» Source information:

────────

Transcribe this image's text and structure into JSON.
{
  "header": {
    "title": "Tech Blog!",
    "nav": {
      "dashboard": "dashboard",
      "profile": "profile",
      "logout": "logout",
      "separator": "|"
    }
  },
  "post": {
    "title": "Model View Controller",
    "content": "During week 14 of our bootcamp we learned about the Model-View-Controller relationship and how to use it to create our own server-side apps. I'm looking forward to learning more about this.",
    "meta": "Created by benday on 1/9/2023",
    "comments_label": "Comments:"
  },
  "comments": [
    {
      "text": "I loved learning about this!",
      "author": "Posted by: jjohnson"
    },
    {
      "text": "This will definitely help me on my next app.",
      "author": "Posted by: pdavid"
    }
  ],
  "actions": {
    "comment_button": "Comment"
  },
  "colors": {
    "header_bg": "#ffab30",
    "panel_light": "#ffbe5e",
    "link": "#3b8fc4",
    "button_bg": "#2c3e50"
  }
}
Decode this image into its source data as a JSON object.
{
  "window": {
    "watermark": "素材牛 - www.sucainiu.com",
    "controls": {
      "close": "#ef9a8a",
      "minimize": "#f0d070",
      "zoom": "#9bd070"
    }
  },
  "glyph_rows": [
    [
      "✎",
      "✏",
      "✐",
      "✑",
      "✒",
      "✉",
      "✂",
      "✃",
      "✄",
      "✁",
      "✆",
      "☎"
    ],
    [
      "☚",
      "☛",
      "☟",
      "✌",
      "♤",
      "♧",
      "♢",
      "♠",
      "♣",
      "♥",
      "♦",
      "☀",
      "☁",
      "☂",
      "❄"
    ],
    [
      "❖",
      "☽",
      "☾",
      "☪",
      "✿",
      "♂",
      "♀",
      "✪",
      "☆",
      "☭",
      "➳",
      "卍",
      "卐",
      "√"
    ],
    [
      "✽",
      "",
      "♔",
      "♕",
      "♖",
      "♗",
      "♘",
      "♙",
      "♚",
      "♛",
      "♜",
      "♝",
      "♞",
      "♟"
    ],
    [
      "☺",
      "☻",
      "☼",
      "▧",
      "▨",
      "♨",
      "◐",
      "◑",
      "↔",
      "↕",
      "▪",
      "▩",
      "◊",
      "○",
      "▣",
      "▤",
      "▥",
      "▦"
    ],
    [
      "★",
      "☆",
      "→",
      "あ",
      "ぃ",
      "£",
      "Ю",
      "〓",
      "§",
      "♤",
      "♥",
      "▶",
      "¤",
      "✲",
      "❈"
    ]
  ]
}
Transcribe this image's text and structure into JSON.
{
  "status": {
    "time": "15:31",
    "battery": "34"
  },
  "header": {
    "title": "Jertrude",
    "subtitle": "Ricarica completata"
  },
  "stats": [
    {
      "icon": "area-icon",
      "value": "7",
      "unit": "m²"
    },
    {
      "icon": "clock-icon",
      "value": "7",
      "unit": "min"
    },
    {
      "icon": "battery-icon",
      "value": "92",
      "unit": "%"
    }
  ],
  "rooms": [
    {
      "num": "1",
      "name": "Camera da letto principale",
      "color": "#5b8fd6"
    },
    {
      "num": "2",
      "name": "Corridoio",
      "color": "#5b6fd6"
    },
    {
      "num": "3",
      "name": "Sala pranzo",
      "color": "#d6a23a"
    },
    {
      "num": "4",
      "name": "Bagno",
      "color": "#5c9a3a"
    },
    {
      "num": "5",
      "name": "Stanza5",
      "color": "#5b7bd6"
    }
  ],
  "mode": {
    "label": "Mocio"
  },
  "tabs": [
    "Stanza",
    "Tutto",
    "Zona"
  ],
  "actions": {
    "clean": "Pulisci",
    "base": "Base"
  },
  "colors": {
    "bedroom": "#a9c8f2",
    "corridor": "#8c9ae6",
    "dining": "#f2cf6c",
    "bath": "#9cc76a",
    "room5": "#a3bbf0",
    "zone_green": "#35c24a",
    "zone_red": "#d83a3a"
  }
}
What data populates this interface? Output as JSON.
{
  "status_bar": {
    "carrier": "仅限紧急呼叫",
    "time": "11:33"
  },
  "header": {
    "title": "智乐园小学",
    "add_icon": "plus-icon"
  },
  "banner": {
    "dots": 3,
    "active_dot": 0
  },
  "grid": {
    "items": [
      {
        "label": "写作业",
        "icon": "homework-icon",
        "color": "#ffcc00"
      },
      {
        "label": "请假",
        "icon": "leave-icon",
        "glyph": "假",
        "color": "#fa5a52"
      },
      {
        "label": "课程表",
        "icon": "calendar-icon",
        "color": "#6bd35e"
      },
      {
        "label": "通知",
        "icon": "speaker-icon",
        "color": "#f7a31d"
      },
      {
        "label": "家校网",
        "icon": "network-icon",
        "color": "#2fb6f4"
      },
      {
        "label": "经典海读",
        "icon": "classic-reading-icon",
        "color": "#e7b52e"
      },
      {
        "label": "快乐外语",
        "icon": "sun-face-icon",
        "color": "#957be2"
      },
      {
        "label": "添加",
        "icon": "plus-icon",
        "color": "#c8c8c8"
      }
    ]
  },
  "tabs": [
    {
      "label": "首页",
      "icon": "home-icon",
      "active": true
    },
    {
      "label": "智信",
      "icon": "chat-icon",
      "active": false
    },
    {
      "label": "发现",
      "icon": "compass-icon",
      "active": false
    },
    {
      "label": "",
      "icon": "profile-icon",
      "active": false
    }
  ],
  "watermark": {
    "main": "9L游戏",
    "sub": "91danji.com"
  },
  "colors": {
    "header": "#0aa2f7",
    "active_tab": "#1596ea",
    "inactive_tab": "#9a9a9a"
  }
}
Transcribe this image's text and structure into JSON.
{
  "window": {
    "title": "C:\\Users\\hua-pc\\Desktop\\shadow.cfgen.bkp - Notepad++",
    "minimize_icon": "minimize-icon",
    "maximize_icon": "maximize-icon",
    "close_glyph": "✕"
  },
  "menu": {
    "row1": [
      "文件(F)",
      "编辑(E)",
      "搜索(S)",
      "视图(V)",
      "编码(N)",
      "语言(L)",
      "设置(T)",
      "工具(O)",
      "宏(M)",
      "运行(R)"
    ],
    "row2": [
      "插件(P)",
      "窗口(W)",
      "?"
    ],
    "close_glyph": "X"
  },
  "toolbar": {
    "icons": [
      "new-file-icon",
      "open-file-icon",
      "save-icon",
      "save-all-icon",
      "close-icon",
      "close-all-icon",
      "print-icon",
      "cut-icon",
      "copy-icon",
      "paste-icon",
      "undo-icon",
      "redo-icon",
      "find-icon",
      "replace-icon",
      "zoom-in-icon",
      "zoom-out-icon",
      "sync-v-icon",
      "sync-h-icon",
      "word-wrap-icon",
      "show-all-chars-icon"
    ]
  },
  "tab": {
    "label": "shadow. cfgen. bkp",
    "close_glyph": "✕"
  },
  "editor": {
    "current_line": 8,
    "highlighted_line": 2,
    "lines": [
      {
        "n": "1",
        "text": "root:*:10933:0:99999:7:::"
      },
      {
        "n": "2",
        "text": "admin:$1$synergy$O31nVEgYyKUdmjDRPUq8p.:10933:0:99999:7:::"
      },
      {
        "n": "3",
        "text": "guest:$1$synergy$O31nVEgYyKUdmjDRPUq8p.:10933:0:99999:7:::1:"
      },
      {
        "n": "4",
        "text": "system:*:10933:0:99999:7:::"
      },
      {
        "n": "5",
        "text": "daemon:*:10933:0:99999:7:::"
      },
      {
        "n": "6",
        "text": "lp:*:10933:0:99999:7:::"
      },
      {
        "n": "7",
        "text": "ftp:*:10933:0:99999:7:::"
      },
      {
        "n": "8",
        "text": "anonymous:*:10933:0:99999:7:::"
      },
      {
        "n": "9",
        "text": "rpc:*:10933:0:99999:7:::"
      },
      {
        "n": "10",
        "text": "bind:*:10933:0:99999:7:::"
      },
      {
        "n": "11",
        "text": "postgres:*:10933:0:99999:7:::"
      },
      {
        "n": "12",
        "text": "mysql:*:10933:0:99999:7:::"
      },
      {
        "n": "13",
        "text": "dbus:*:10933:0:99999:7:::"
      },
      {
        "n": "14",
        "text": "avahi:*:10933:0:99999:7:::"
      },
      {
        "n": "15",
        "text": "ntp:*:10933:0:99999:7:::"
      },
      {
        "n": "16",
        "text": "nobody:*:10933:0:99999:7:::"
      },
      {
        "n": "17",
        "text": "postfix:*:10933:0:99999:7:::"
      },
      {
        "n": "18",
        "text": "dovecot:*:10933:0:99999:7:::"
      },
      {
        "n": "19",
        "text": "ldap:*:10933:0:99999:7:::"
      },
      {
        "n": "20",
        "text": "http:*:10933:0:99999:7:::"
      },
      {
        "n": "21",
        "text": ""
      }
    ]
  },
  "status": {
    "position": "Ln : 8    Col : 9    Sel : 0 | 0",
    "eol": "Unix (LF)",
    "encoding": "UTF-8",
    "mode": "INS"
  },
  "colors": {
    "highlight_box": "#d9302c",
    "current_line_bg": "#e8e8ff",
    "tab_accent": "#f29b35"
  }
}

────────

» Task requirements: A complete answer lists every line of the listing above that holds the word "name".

» Output for this exercise:
      "name": "Camera da letto principale",
      "name": "Corridoio",
      "name": "Sala pranzo",
      "name": "Bagno",
      "name": "Stanza5",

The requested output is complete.